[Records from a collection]
- Opening Delimiter -
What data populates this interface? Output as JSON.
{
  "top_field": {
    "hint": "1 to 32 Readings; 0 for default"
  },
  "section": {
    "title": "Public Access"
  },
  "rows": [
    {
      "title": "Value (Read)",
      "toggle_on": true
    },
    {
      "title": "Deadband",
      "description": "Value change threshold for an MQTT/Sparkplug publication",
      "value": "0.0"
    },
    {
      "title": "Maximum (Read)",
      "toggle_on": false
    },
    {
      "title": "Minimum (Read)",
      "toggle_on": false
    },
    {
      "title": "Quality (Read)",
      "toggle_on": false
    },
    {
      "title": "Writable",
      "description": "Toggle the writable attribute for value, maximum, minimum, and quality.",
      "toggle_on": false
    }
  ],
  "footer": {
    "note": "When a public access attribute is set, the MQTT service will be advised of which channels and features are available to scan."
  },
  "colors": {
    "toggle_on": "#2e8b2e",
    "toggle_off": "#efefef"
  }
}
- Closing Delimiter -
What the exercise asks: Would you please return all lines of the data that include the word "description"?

Result:
      "description": "Value change threshold for an MQTT/Sparkplug publication",
      "description": "Toggle the writable attribute for value, maximum, minimum, and quality.",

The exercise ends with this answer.